“Chances are that it will stay nice for Wednesday morning,” said Stephanie Hunter of WeatherData, a firm that supplies weather information to The Times.
In downtown Los Angeles, almost 3 inches of rain fell between Dec. 27 and Monday morning, increasing the Civic Center total to 3.82 inches for the season. Rainfall dampened a wide area of the state, with the San Francisco area receiving two inches of rain and San Diego 0.59 of an inch.
With the added water flowing into the Sacramento-San Joaquin River Delta, technicians were preparing Monday to crank up the huge State Water Project pumps later in the week.
By Wednesday, the pumps will be operating at capacity, at least for a time, sucking water from the delta at a rate of 6,400 cubic feet--more than 47,000 gallons--per second, and pushing it south into San Luis Reservoir, said water project official Larry Gage.
San Luis Reservoir near Los Banos, where water is stored before it is transported to Southern California, already holds 400,000 acre-feet more than it did at this time last year.
Drought-related water restrictions are expected to stay in force in most of the state, but in parts of coastal California that rely primarily on local supplies, the weekend storms raised hopes that severe water rationing can be ended.
In the hills east of Santa Barbara, for example, seven inches of rain fell, pushing the season’s total to 8.29 inches, only slightly below normal for that area. Santa Barbara’s Gibraltar Reservoir--which had dried up in November, 1990, because of the drought--could begin spilling over into the Santa Ynez River in the storm forecast for later this week.
But Santa Barbara water agency spokeswoman Lisa Weeks said the main county reservoir, Lake Cachuma, remains at 28% of capacity, adding, “it’s too soon to say that the drought is over.”
As California heads into January, usually the wettest month of the year, the state Department of Water Resources on Monday stood by its predictions that water supplies will remain at the “critical” stage in 1992.
In the fall, the department anticipated that runoff from the Sacramento River system--the key indicator of drought in California--would be substantially better next year than it was this year. But despite the weekend storms, precipitation in December was half of the month’s historic average. As a result, the state may revise its Sacramento River system prediction downward next week, Roos said.
“I hate to be too pessimistic,” Roos said. “But it takes a long time to offset a deficit like this. One storm doesn’t do it.”
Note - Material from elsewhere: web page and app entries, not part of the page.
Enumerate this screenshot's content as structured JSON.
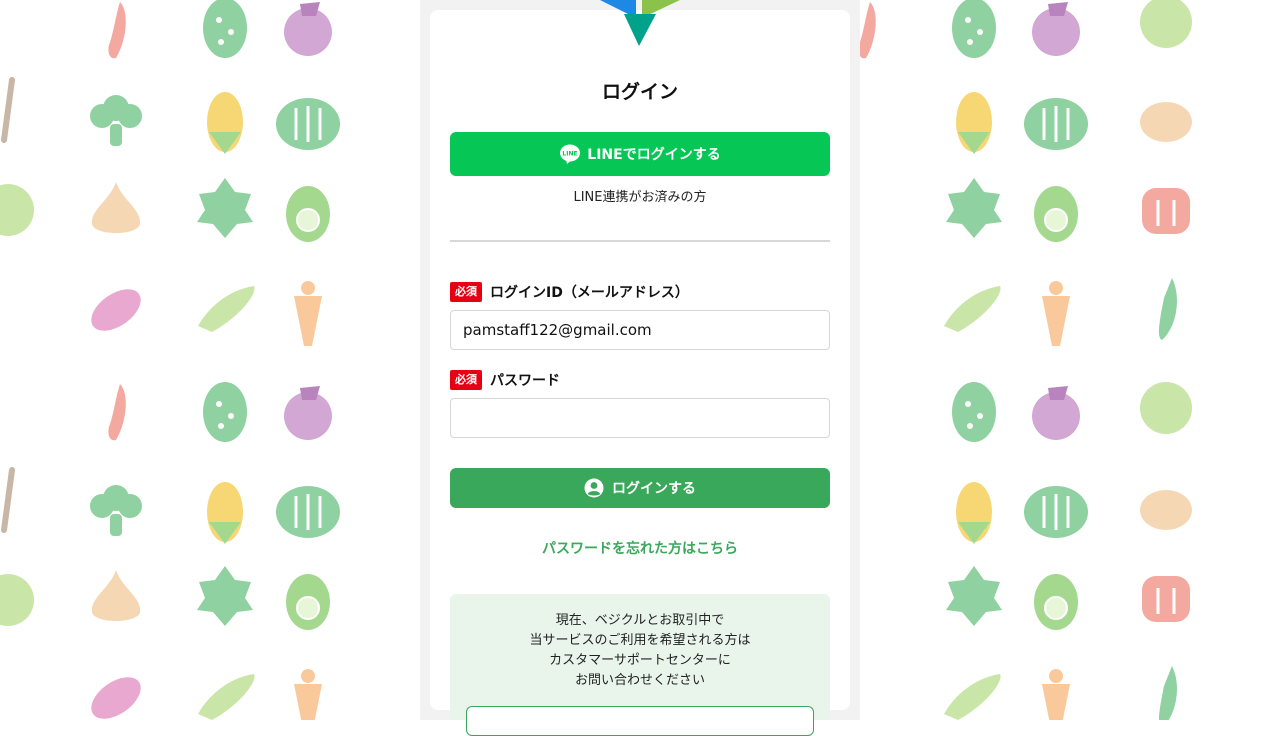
{
  "colors": {
    "line_green": "#06c755",
    "brand_green": "#3aa85a",
    "required_red": "#e50012",
    "info_bg": "#e9f5ea",
    "logo_blue": "#1e88e5",
    "logo_lime": "#8bc34a",
    "logo_teal": "#00a28a"
  },
  "logo": {
    "icon": "brand-logo-icon"
  },
  "login": {
    "title": "ログイン",
    "line_button": {
      "label": "LINEでログインする",
      "icon": "line-icon",
      "icon_text": "LINE"
    },
    "line_note": "LINE連携がお済みの方",
    "fields": {
      "login_id": {
        "badge": "必須",
        "label": "ログインID（メールアドレス）",
        "value": "pamstaff122@gmail.com"
      },
      "password": {
        "badge": "必須",
        "label": "パスワード",
        "value": ""
      }
    },
    "submit_button": {
      "label": "ログインする",
      "icon": "user-circle-icon"
    },
    "forgot_link": "パスワードを忘れた方はこちら"
  },
  "info": {
    "lines": [
      "現在、ベジクルとお取引中で",
      "当サービスのご利用を希望される方は",
      "カスタマーサポートセンターに",
      "お問い合わせください"
    ]
  },
  "background": {
    "pattern": "vegetable-illustrations"
  }
}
Federal water officials pay particular attention to the mountains above Shasta Lake, the massive federal reservoir north of Redding. The weekend storm deposited only two to three inches of precipitation in those mountains.
At this time of year, the normal storage in Shasta Lake is 2.5 million acre-feet. This time last year, the lake held had 1.6 million acre-feet of water. Currently the lake holds only 1.3 million acre-feet.
“We are way, way behind,” said Lynnette Wirth, spokeswoman for the Bureau of Reclamation, adding that the federal system--which includes Folsom, New Melones, Shasta and Clair Engle reservoirs--would need storms of “biblical” proportions in order to be fully replenished in 1992.